The coronavirus pandemic has not spared Europe's leading economic power at all. Germany as of today registers 156 337 confirmed persons for 5 913 dead. However, the country is considering a gradual return and is gradually beginning to lift the restrictive measures that serve to curb the spread of the virus. It is the appearance of the primitive signs that could aggravate the situation that can be observed. The new infection rate is 1.0% at the beginning of the week.
In recent weeks, this rate has risen from 0.7% to 1.0. This simply means that a confirmed individual is spreading the virus and infecting an average person. While this rate must be below 1.0 to control the risk of spread.

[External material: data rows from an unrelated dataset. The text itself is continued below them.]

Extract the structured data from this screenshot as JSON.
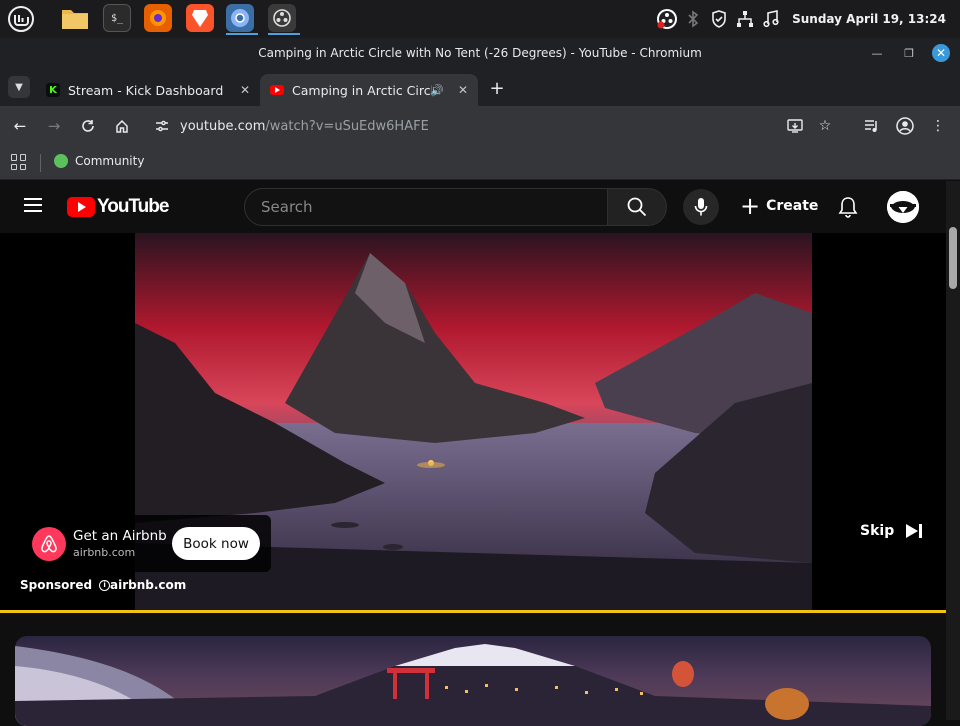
{
  "taskbar": {
    "apps": [
      {
        "name": "mint-menu",
        "icon": "mint-logo-icon"
      },
      {
        "name": "files",
        "icon": "folder-icon"
      },
      {
        "name": "terminal",
        "icon": "terminal-icon"
      },
      {
        "name": "firefox",
        "icon": "firefox-icon"
      },
      {
        "name": "brave",
        "icon": "brave-icon"
      },
      {
        "name": "chromium",
        "icon": "chromium-icon"
      },
      {
        "name": "obs",
        "icon": "obs-icon"
      }
    ],
    "clock": "Sunday April 19, 13:24"
  },
  "window": {
    "title": "Camping in Arctic Circle with No Tent (-26 Degrees) - YouTube - Chromium"
  },
  "tabs": [
    {
      "title": "Stream - Kick Dashboard",
      "favicon_letter": "K",
      "favicon_color": "#53fc18"
    },
    {
      "title": "Camping in Arctic Circle w",
      "favicon_color": "#ff0000"
    }
  ],
  "toolbar": {
    "url_host": "youtube.com",
    "url_path": "/watch?v=uSuEdw6HAFE"
  },
  "bookmarks": {
    "items": [
      {
        "label": "Community"
      }
    ]
  },
  "youtube": {
    "logo_text": "YouTube",
    "search_placeholder": "Search",
    "create_label": "Create"
  },
  "ad": {
    "title": "Get an Airbnb",
    "domain": "airbnb.com",
    "cta": "Book now",
    "sponsored": "Sponsored",
    "domain_footer": "airbnb.com",
    "skip": "Skip",
    "brand_color": "#ff385c"
  },
  "colors": {
    "progress": "#f2c311",
    "accent": "#ff0000"
  }
}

The Robert Koch Institute urges the public to limit contact and stay home as much as possible to safeguard the gains made.
This coronavirus health crisis is aggravating the economic situation in Germany, which has already been weakened by the crisis in the euro currency zone. In 2019, Germany achieved only 0.6% growth in its Gross Domestic Product (GDP) while it was 1.5% in 2018. This situation is justified by the global fall in the production of capital goods and England's exit from the euro zone. In addition, there is the restructuring of the automotive industry.
This Tuesday, according to a forecast by Ifo, the German Institute for Economic Research, the country should expect a decline in its GDP in the year 2020. This decline in GDP is estimated at 6.6%. It also states that economic activity will return to its best stage after the year 2021. The German economy entered a 1.9% recession in the first quarter of 2020. The decline in Germany's GDP forecast for the second quarter of the year could reach 12.2%.
The German economy will not return to normal so soon after deconfinement. A rather embarrassing situation for economic players in all sectors of activity. A growth of 8.5% is only envisaged for the year 2021. 30 years ago, reunified Germany experienced such a situation due to the deterioration of economic activities. The most severe fall occurred this year in April.
A relaxation of restrictive measures such as containment is allowed in Germany. Commercial activities with an area of 800 square metres are allowed to open. This relief also concerns the German car sector and the activities of cycle dealers. Retail players are asking for the favour of the State in order to start reopening on 4 May. A further discussion will be held on Thursday to consider the steps to be taken for the lifting of restrictive measures.
According to an International Monetary Fund estimate, Germany is expected to have a budget surplus of 1% this year and 0.7% next year. While the European Commission was forecasting 0.6% in 2020 and 0.2% for next year.